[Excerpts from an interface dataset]
<<<<
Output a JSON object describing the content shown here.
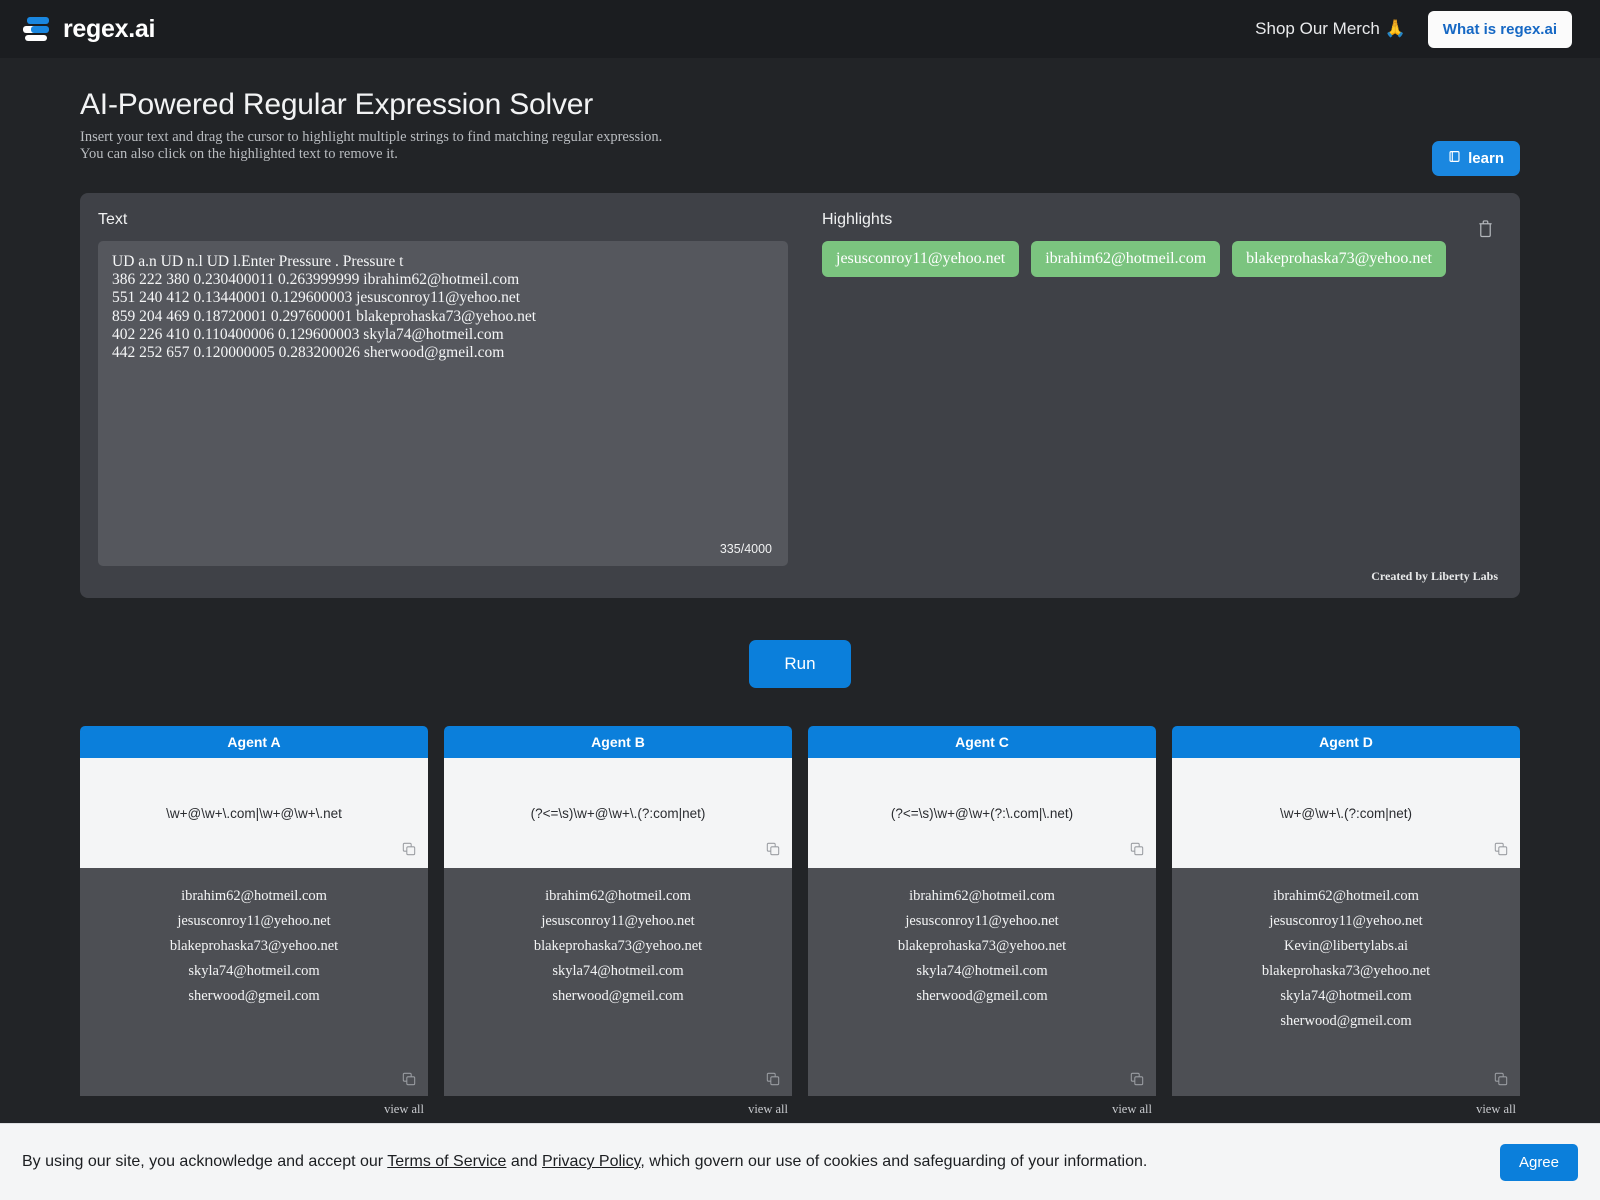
{
  "nav": {
    "brand": "regex.ai",
    "merch_label": "Shop Our Merch 🙏",
    "whatis_label": "What is regex.ai"
  },
  "hero": {
    "title": "AI-Powered Regular Expression Solver",
    "subtitle_line1": "Insert your text and drag the cursor to highlight multiple strings to find matching regular expression.",
    "subtitle_line2": "You can also click on the highlighted text to remove it.",
    "learn_label": "learn"
  },
  "panel": {
    "text_label": "Text",
    "highlights_label": "Highlights",
    "text_lines": [
      "UD a.n UD n.l UD l.Enter Pressure . Pressure t",
      "386 222 380 0.230400011 0.263999999 ibrahim62@hotmeil.com",
      "551 240 412 0.13440001 0.129600003 jesusconroy11@yehoo.net",
      "859 204 469 0.18720001 0.297600001 blakeprohaska73@yehoo.net",
      "402 226 410 0.110400006 0.129600003 skyla74@hotmeil.com",
      "442 252 657 0.120000005 0.283200026 sherwood@gmeil.com"
    ],
    "char_count": "335/4000",
    "highlights": [
      "jesusconroy11@yehoo.net",
      "ibrahim62@hotmeil.com",
      "blakeprohaska73@yehoo.net"
    ],
    "credit": "Created by Liberty Labs"
  },
  "run_label": "Run",
  "view_all_label": "view all",
  "agents": [
    {
      "name": "Agent A",
      "regex": "\\w+@\\w+\\.com|\\w+@\\w+\\.net",
      "results": [
        "ibrahim62@hotmeil.com",
        "jesusconroy11@yehoo.net",
        "blakeprohaska73@yehoo.net",
        "skyla74@hotmeil.com",
        "sherwood@gmeil.com"
      ]
    },
    {
      "name": "Agent B",
      "regex": "(?<=\\s)\\w+@\\w+\\.(?:com|net)",
      "results": [
        "ibrahim62@hotmeil.com",
        "jesusconroy11@yehoo.net",
        "blakeprohaska73@yehoo.net",
        "skyla74@hotmeil.com",
        "sherwood@gmeil.com"
      ]
    },
    {
      "name": "Agent C",
      "regex": "(?<=\\s)\\w+@\\w+(?:\\.com|\\.net)",
      "results": [
        "ibrahim62@hotmeil.com",
        "jesusconroy11@yehoo.net",
        "blakeprohaska73@yehoo.net",
        "skyla74@hotmeil.com",
        "sherwood@gmeil.com"
      ]
    },
    {
      "name": "Agent D",
      "regex": "\\w+@\\w+\\.(?:com|net)",
      "results": [
        "ibrahim62@hotmeil.com",
        "jesusconroy11@yehoo.net",
        "Kevin@libertylabs.ai",
        "blakeprohaska73@yehoo.net",
        "skyla74@hotmeil.com",
        "sherwood@gmeil.com"
      ]
    }
  ],
  "cookie": {
    "text_before": "By using our site, you acknowledge and accept our ",
    "link_tos": "Terms of Service",
    "text_mid": " and ",
    "link_privacy": "Privacy Policy",
    "text_after": ", which govern our use of cookies and safeguarding of your information.",
    "agree_label": "Agree"
  },
  "colors": {
    "accent_blue": "#0b7fdb",
    "highlight_green": "#7bc47f",
    "page_bg": "#222427",
    "panel_bg": "#3f4147"
  }
}
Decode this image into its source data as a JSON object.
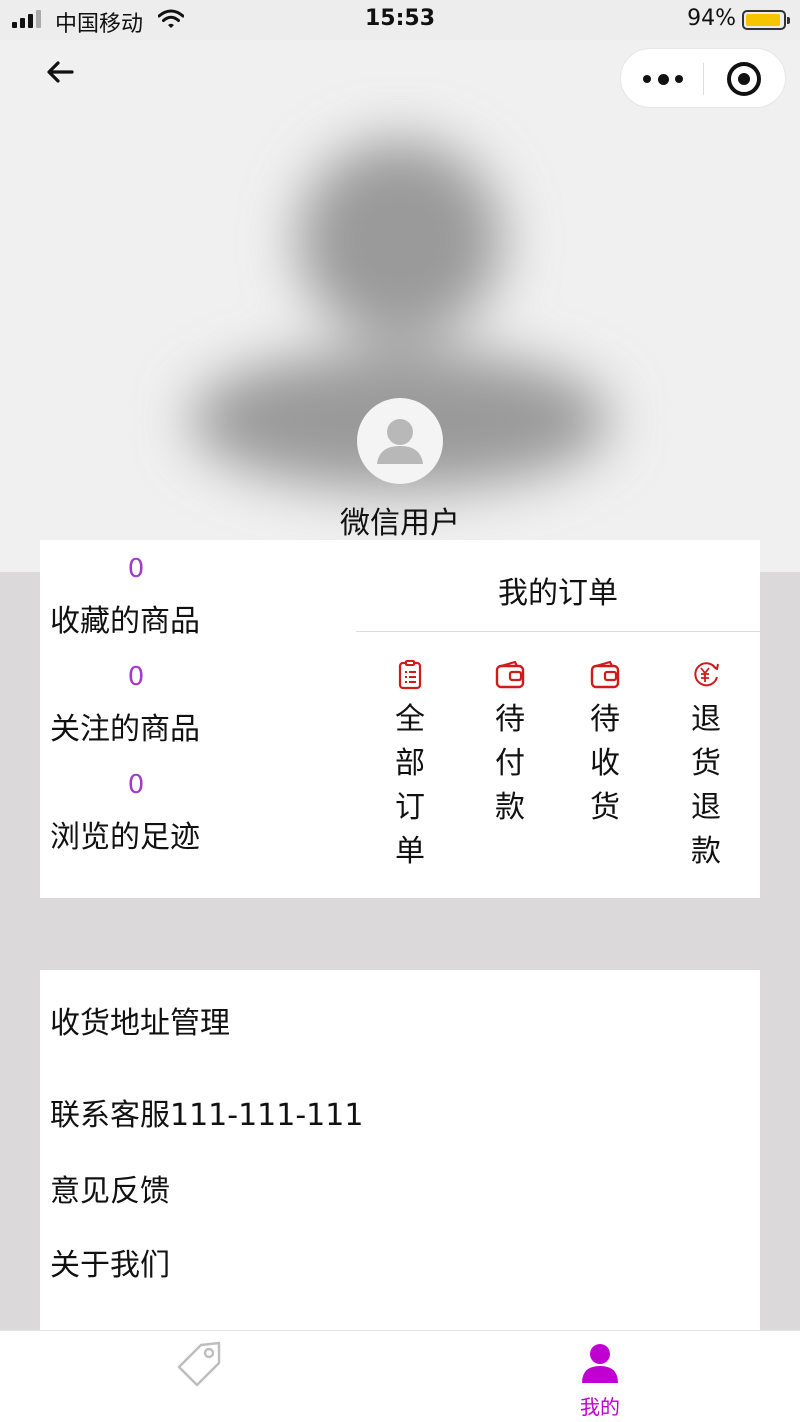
{
  "status_bar": {
    "carrier": "中国移动",
    "time": "15:53",
    "battery": "94%",
    "battery_level": 0.94
  },
  "header": {
    "nickname": "微信用户"
  },
  "stats": [
    {
      "count": "0",
      "label": "收藏的商品"
    },
    {
      "count": "0",
      "label": "关注的商品"
    },
    {
      "count": "0",
      "label": "浏览的足迹"
    }
  ],
  "orders": {
    "title": "我的订单",
    "items": [
      {
        "label": "全部订单",
        "icon": "clipboard-icon"
      },
      {
        "label": "待付款",
        "icon": "wallet-icon"
      },
      {
        "label": "待收货",
        "icon": "wallet-icon"
      },
      {
        "label": "退货退款",
        "icon": "yuan-refund-icon"
      }
    ]
  },
  "menu": [
    {
      "label": "收货地址管理"
    },
    {
      "label": "联系客服111-111-111"
    },
    {
      "label": "意见反馈"
    },
    {
      "label": "关于我们"
    }
  ],
  "tabbar": {
    "items": [
      {
        "label": "",
        "icon": "tag-icon",
        "active": false
      },
      {
        "label": "我的",
        "icon": "user-icon",
        "active": true
      }
    ]
  },
  "colors": {
    "accent": "#c000d0",
    "count": "#a13bc8",
    "order_icon": "#d11a1a",
    "page_bg": "#dcd9db"
  }
}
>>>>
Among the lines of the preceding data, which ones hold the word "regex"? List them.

    "brand": "regex.ai",
    "whatis_label": "What is regex.ai"
      "regex": "\\w+@\\w+\\.com|\\w+@\\w+\\.net",
      "regex": "(?<=\\s)\\w+@\\w+\\.(?:com|net)",
      "regex": "(?<=\\s)\\w+@\\w+(?:\\.com|\\.net)",
      "regex": "\\w+@\\w+\\.(?:com|net)",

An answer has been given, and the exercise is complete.